Some of the most extraordinary interiors in the world are in Marrakech .and perhaps the most exotic and seductive of all these are the interiors designed by Bill Willis.

An expatriate American, Bill Willis has lived in Marrakech for the better part of 28 years. Originally from Tennessee, he studied at Columbia University, the famed Ecole des Beaux-Art in Paris and the Cooper Design Union in New York, before coming on a visit to Marrakech with Paul Getty. Completely captivated by Morocco, he decided to stay. With an eye for detail and passion for the ingredients of Morocco's architecture, design and artisan history , Willis has forged a style that is all his own; a style that is now widely copied and one that is popular , interestingly, with both his Moroccan clients and his European customers ( who built mainly second residences ). Through his work for distinguished clients, people like Yves Saint Laurent, Morocco's top industrialists and Paul Getty, he has over the years become part of the Moroccan influence in designs.

These are the very ingredients that he chooses to work with and they form the decorative foundations of his work.
Like architect Charles Boccara. with whom he worked on the design of the Tikckha Hotel, he prefers to draw most of his historical references from the golden age of Moroccan culture. The almoravid and Almohad dynasties of the 11th-13th centuries. In his interiors one finds the distinctive arches, the elaborately painted woodwork, the fanciful and complex geometric patterns of area Moroccan carpets and the soaring ceilings adorned with extraordinary plaster craving, all astonishing in their unique location, for , despite the fact this city has its share of cellular phones, German cars and European fashion, Marrakesh also still has its snake charmers, monkeys, dancers, acrobats, souks and the labyrinthine medina. Marrakech is a city like no other. It embodies the spirit of Morocco and Willis is convinced that design needs to recognize and indeed celebrate this .
Much in the manner that American author Paul Bowles stimulated interest in Morocco with his novel the sheltering sky, Bill Willis has used his distinctive visual sense to generate popular interest in Moroccan handmade Moroccan rugs and Berber weave. His interiors have almost single-handedly reintroduced a preference for artisan traditions.

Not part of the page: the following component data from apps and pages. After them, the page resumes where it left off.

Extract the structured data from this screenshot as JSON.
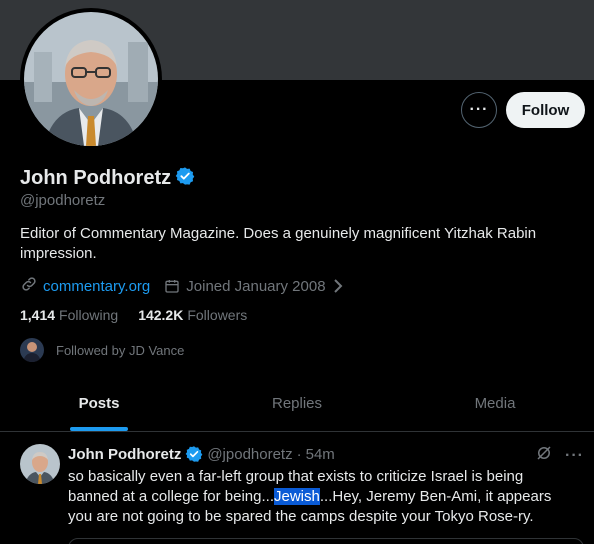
{
  "profile": {
    "name": "John Podhoretz",
    "handle": "@jpodhoretz",
    "bio": "Editor of Commentary Magazine. Does a genuinely magnificent Yitzhak Rabin impression.",
    "website": "commentary.org",
    "joined": "Joined January 2008",
    "following_count": "1,414",
    "following_label": "Following",
    "followers_count": "142.2K",
    "followers_label": "Followers",
    "followed_by": "Followed by JD Vance",
    "verified": true
  },
  "actions": {
    "more_icon": "more-icon",
    "follow_label": "Follow"
  },
  "tabs": [
    {
      "label": "Posts",
      "active": true
    },
    {
      "label": "Replies",
      "active": false
    },
    {
      "label": "Media",
      "active": false
    }
  ],
  "tweet": {
    "name": "John Podhoretz",
    "handle": "@jpodhoretz",
    "separator": "·",
    "time": "54m",
    "text_before": "so basically even a far-left group that exists to criticize Israel is being banned at a college for being...",
    "text_highlight": "Jewish",
    "text_after": "...Hey, Jeremy Ben-Ami, it appears you are not going to be spared the camps despite your Tokyo Rose-ry."
  },
  "colors": {
    "accent": "#1d9bf0",
    "background": "#000000",
    "banner": "#333639",
    "muted_text": "#71767b",
    "highlight": "#0a5bd6"
  }
}
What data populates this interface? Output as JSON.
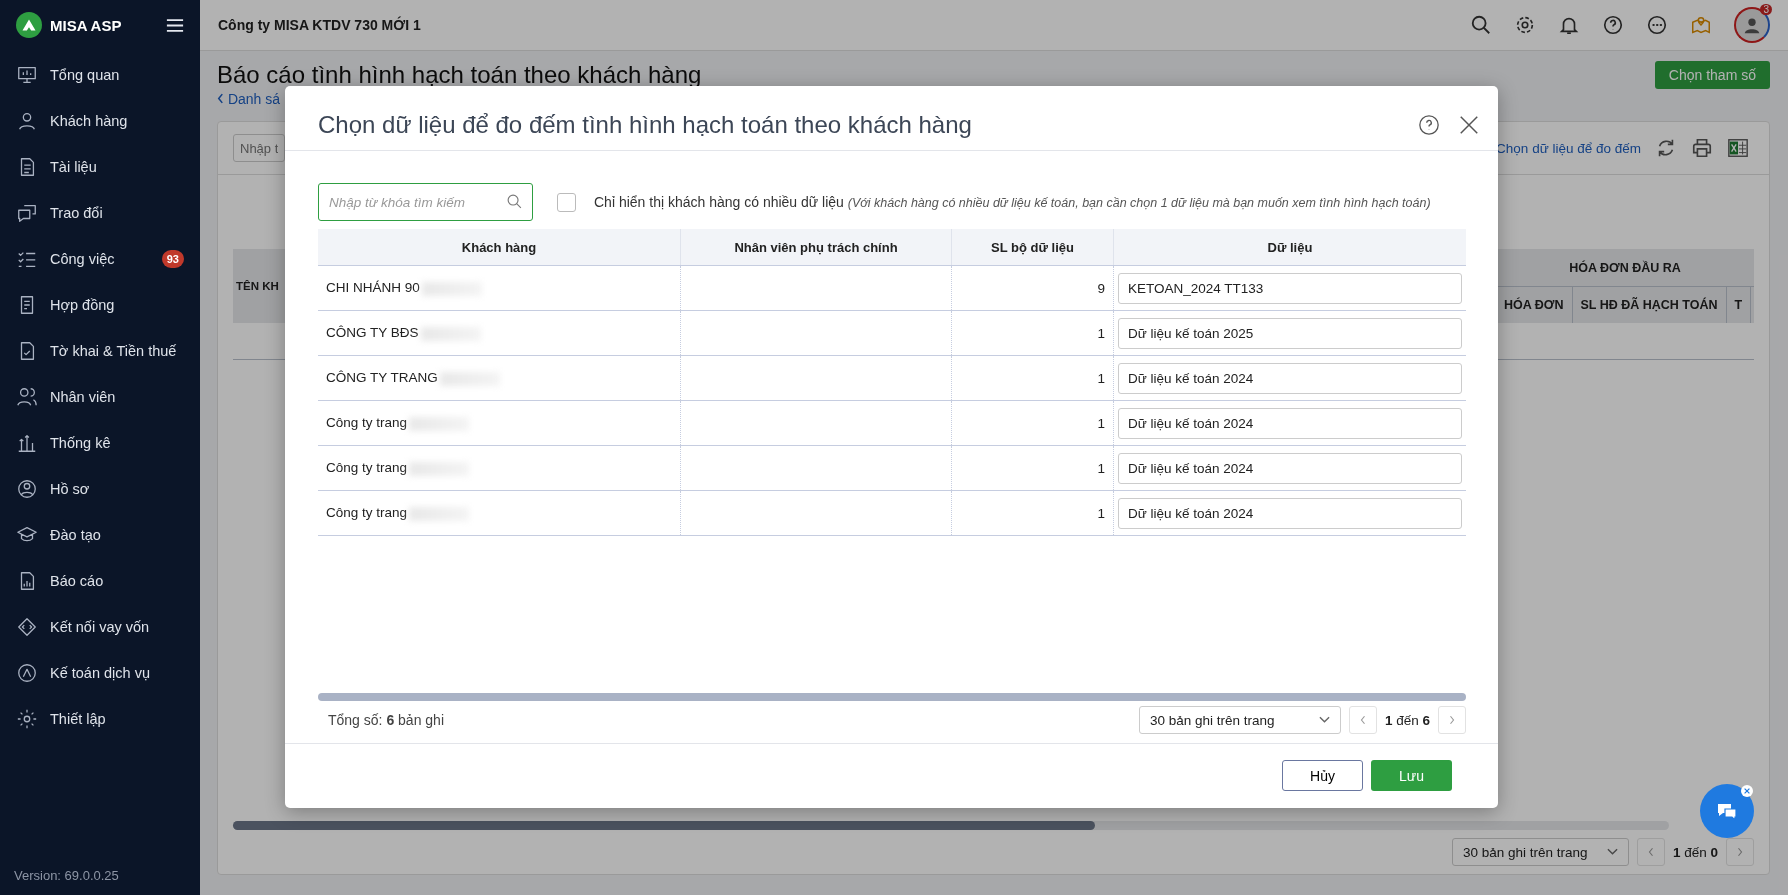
{
  "sidebar": {
    "logo": "MISA ASP",
    "items": [
      {
        "label": "Tổng quan",
        "selected": false
      },
      {
        "label": "Khách hàng",
        "selected": false
      },
      {
        "label": "Tài liệu",
        "selected": false
      },
      {
        "label": "Trao đổi",
        "selected": false
      },
      {
        "label": "Công việc",
        "selected": false,
        "badge": "93"
      },
      {
        "label": "Hợp đồng",
        "selected": false
      },
      {
        "label": "Tờ khai & Tiền thuế",
        "selected": false
      },
      {
        "label": "Nhân viên",
        "selected": false
      },
      {
        "label": "Thống kê",
        "selected": false
      },
      {
        "label": "Hồ sơ",
        "selected": false
      },
      {
        "label": "Đào tạo",
        "selected": false
      },
      {
        "label": "Báo cáo",
        "selected": false
      },
      {
        "label": "Kết nối vay vốn",
        "selected": false
      },
      {
        "label": "Kế toán dịch vụ",
        "selected": false
      },
      {
        "label": "Thiết lập",
        "selected": false
      }
    ],
    "version": "Version: 69.0.0.25"
  },
  "header": {
    "company": "Công ty MISA KTDV 730 MỚI 1",
    "notification_count": "3"
  },
  "page": {
    "title": "Báo cáo tình hình hạch toán theo khách hàng",
    "back_link": "Danh sá",
    "params_button": "Chọn tham số",
    "search": {
      "placeholder": "Nhập t"
    },
    "choose_data_link": "Chọn dữ liệu để đo đếm",
    "table": {
      "left_header": "TÊN KH",
      "group_header": "HÓA ĐƠN ĐẦU RA",
      "columns": [
        "HÓA ĐƠN",
        "SL HĐ ĐÃ HẠCH TOÁN",
        "T"
      ]
    },
    "pager": {
      "page_size": "30 bản ghi trên trang",
      "range": "**1** đến **0**"
    }
  },
  "dialog": {
    "title": "Chọn dữ liệu để đo đếm tình hình hạch toán theo khách hàng",
    "search": {
      "placeholder": "Nhập từ khóa tìm kiếm"
    },
    "filter": {
      "checked": false,
      "label": "Chỉ hiển thị khách hàng có nhiều dữ liệu",
      "note": "(Với khách hàng có nhiều dữ liệu kế toán, bạn cần chọn 1 dữ liệu mà bạn muốn xem tình hình hạch toán)"
    },
    "table": {
      "columns": [
        "Khách hàng",
        "Nhân viên phụ trách chính",
        "SL bộ dữ liệu",
        "Dữ liệu"
      ],
      "rows": [
        {
          "customer": "CHI NHÁNH 90",
          "redacted": true,
          "staff": "",
          "count": "9",
          "data": "KETOAN_2024 TT133"
        },
        {
          "customer": "CÔNG TY BĐS",
          "redacted": true,
          "staff": "",
          "count": "1",
          "data": "Dữ liệu kế toán 2025"
        },
        {
          "customer": "CÔNG TY TRANG",
          "redacted": true,
          "staff": "",
          "count": "1",
          "data": "Dữ liệu kế toán 2024"
        },
        {
          "customer": "Công ty trang",
          "redacted": true,
          "staff": "",
          "count": "1",
          "data": "Dữ liệu kế toán 2024"
        },
        {
          "customer": "Công ty trang",
          "redacted": true,
          "staff": "",
          "count": "1",
          "data": "Dữ liệu kế toán 2024"
        },
        {
          "customer": "Công ty trang",
          "redacted": true,
          "staff": "",
          "count": "1",
          "data": "Dữ liệu kế toán 2024"
        }
      ]
    },
    "total": "Tổng số: **6** bản ghi",
    "page_size": "30 bản ghi trên trang",
    "range": "**1** đến **6**",
    "buttons": {
      "cancel": "Hủy",
      "save": "Lưu"
    }
  }
}
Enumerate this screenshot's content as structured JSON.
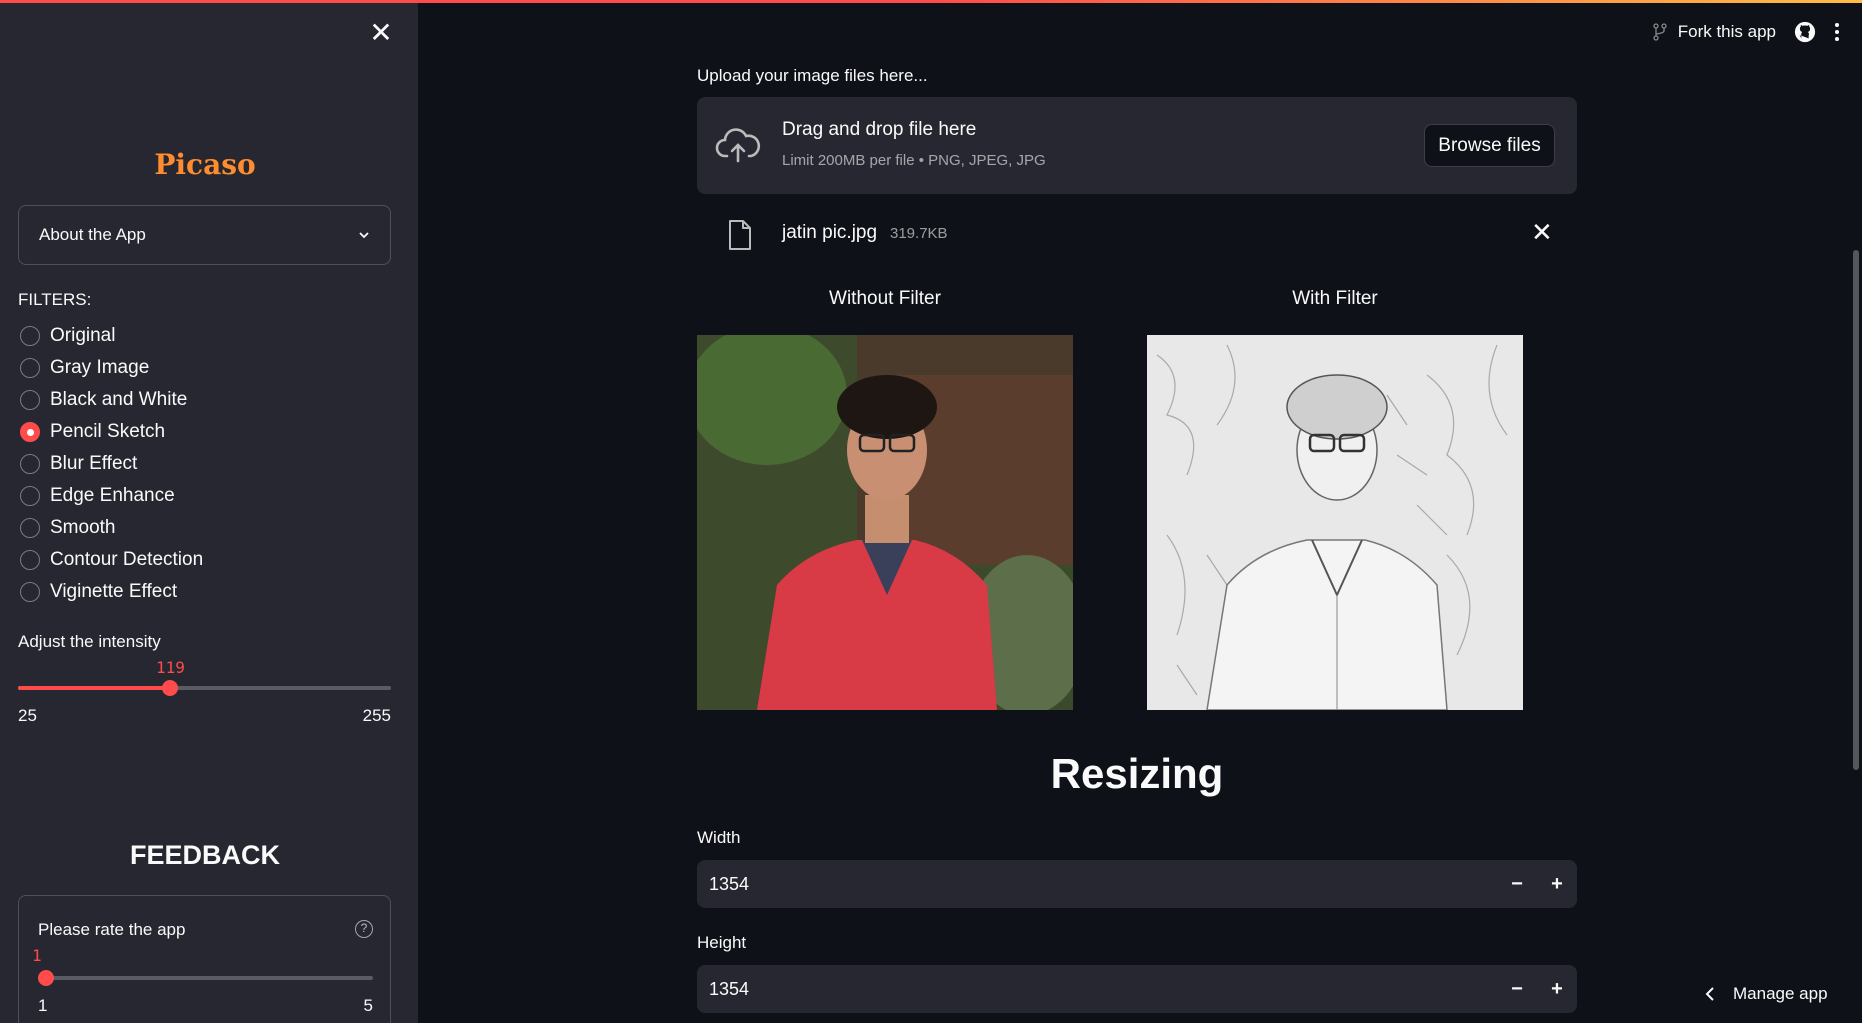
{
  "sidebar": {
    "close_glyph": "✕",
    "title": "Picaso",
    "expander_label": "About the App",
    "filters_label": "FILTERS:",
    "filters": [
      {
        "label": "Original",
        "checked": false
      },
      {
        "label": "Gray Image",
        "checked": false
      },
      {
        "label": "Black and White",
        "checked": false
      },
      {
        "label": "Pencil Sketch",
        "checked": true
      },
      {
        "label": "Blur Effect",
        "checked": false
      },
      {
        "label": "Edge Enhance",
        "checked": false
      },
      {
        "label": "Smooth",
        "checked": false
      },
      {
        "label": "Contour Detection",
        "checked": false
      },
      {
        "label": "Viginette Effect",
        "checked": false
      }
    ],
    "intensity": {
      "label": "Adjust the intensity",
      "value": "119",
      "min": "25",
      "max": "255"
    },
    "feedback": {
      "title": "FEEDBACK",
      "rate_label": "Please rate the app",
      "help_glyph": "?",
      "value": "1",
      "min": "1",
      "max": "5"
    }
  },
  "toolbar": {
    "fork_label": "Fork this app",
    "icons": [
      "fork-icon",
      "github-icon",
      "kebab-menu-icon"
    ]
  },
  "main": {
    "upload_label": "Upload your image files here...",
    "dropzone_title": "Drag and drop file here",
    "dropzone_subtitle": "Limit 200MB per file • PNG, JPEG, JPG",
    "browse_label": "Browse files",
    "file": {
      "name": "jatin pic.jpg",
      "size": "319.7KB",
      "remove_glyph": "✕"
    },
    "col_left_title": "Without Filter",
    "col_right_title": "With Filter",
    "section_title": "Resizing",
    "width": {
      "label": "Width",
      "value": "1354"
    },
    "height": {
      "label": "Height",
      "value": "1354"
    },
    "minus_glyph": "−",
    "plus_glyph": "+"
  },
  "manage_app_label": "Manage app",
  "colors": {
    "accent": "#ff4b4b",
    "title": "#ff8c2e",
    "background": "#0e1117",
    "sidebar": "#262730"
  }
}
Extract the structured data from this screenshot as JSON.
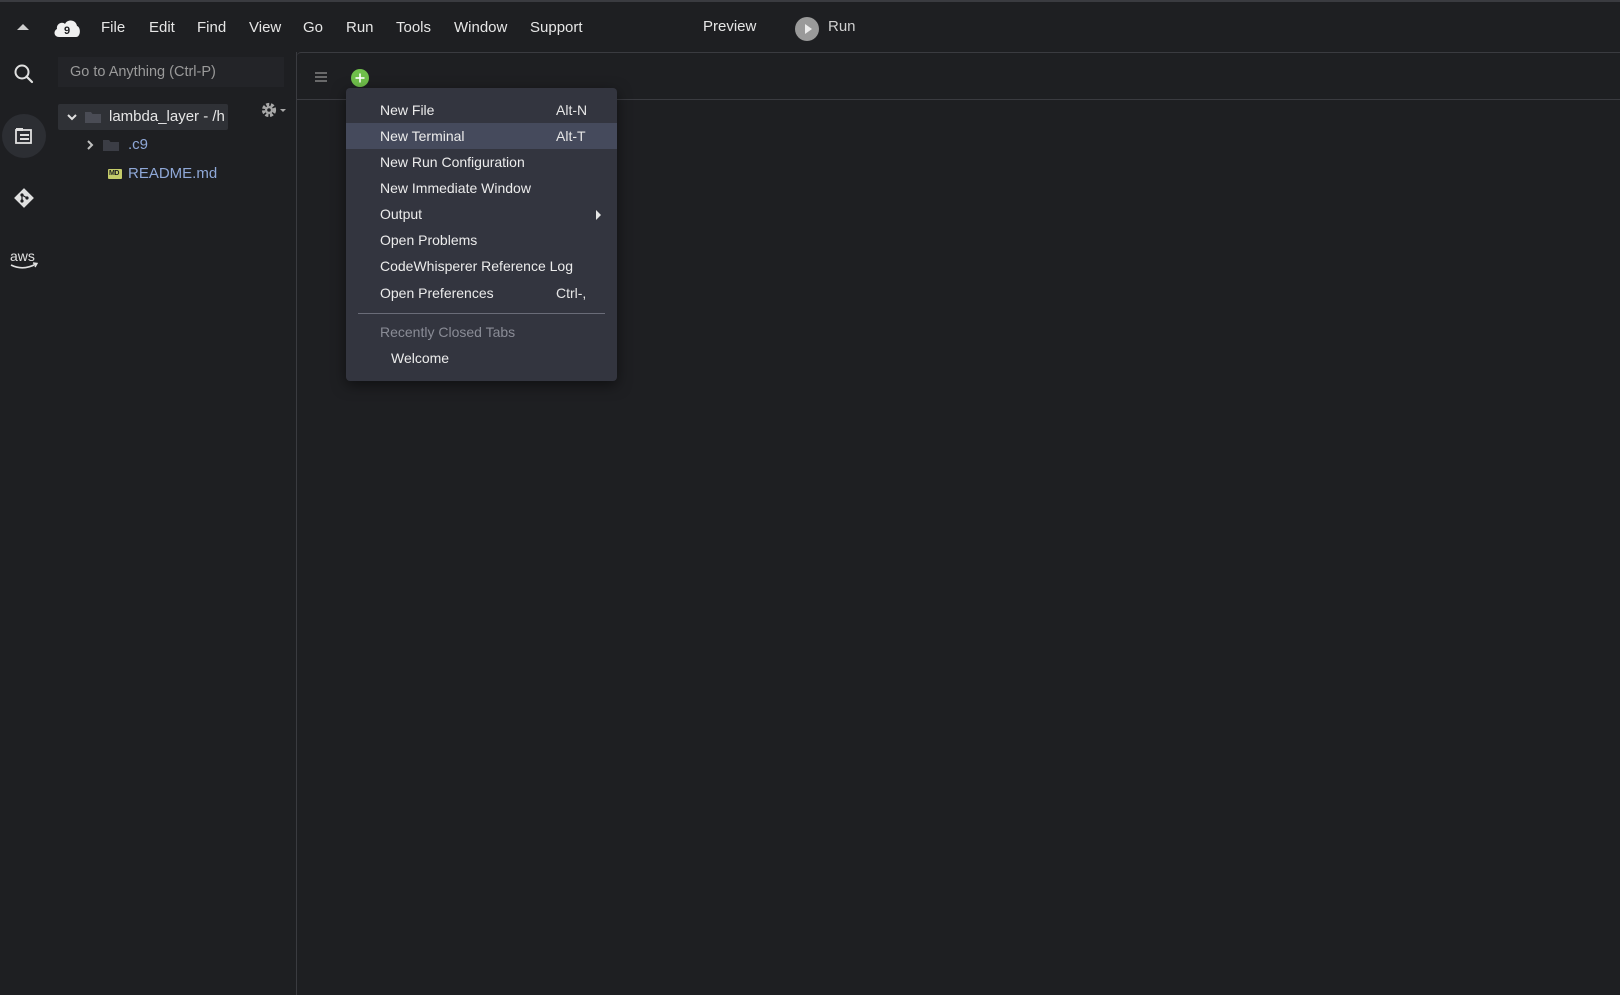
{
  "menubar": {
    "items": [
      "File",
      "Edit",
      "Find",
      "View",
      "Go",
      "Run",
      "Tools",
      "Window",
      "Support"
    ],
    "preview_label": "Preview",
    "run_label": "Run"
  },
  "activity_bar": {
    "icons": [
      "search-icon",
      "explorer-icon",
      "source-control-icon",
      "aws-icon"
    ],
    "aws_text": "aws"
  },
  "file_tree": {
    "goto_placeholder": "Go to Anything (Ctrl-P)",
    "root_label": "lambda_layer - /h",
    "items": [
      {
        "label": ".c9",
        "type": "folder"
      },
      {
        "label": "README.md",
        "type": "markdown-file",
        "badge": "MD"
      }
    ]
  },
  "new_tab_menu": {
    "items": [
      {
        "label": "New File",
        "shortcut": "Alt-N"
      },
      {
        "label": "New Terminal",
        "shortcut": "Alt-T",
        "highlighted": true
      },
      {
        "label": "New Run Configuration",
        "shortcut": ""
      },
      {
        "label": "New Immediate Window",
        "shortcut": ""
      },
      {
        "label": "Output",
        "shortcut": "",
        "submenu": true
      },
      {
        "label": "Open Problems",
        "shortcut": ""
      },
      {
        "label": "CodeWhisperer Reference Log",
        "shortcut": ""
      },
      {
        "label": "Open Preferences",
        "shortcut": "Ctrl-,"
      }
    ],
    "recent_heading": "Recently Closed Tabs",
    "recent_items": [
      "Welcome"
    ]
  },
  "colors": {
    "background": "#1e1f22",
    "menu_bg": "#33353f",
    "menu_highlight": "#454a5c",
    "add_tab_green": "#6fbf4a"
  }
}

Yet there is nothing nostalgic or melancholy about his enthusiasm for Moroccan culture. The lessons he has learned are all applied in a strictly modern manner. He is certainly not recreating historical interiors; in fact , in his opinion the kasbahs and riyads of old are far too much. Layer upon layer of intricate mosaics , woodwork and plaster craving were piled on one another like rugs in a bazaar . Even very grand spaces were , as result , often buried in a carnival of decorative effects. In traditional terms, more was never enough ! Even today, Willis will confide , many Moroccan just don't know when to stop, Thus, in addition to rekindling an age-old love affair with decorative craft, this American in Marrakech is credited with having introduced a new ingredient to the equation, namely: restraint.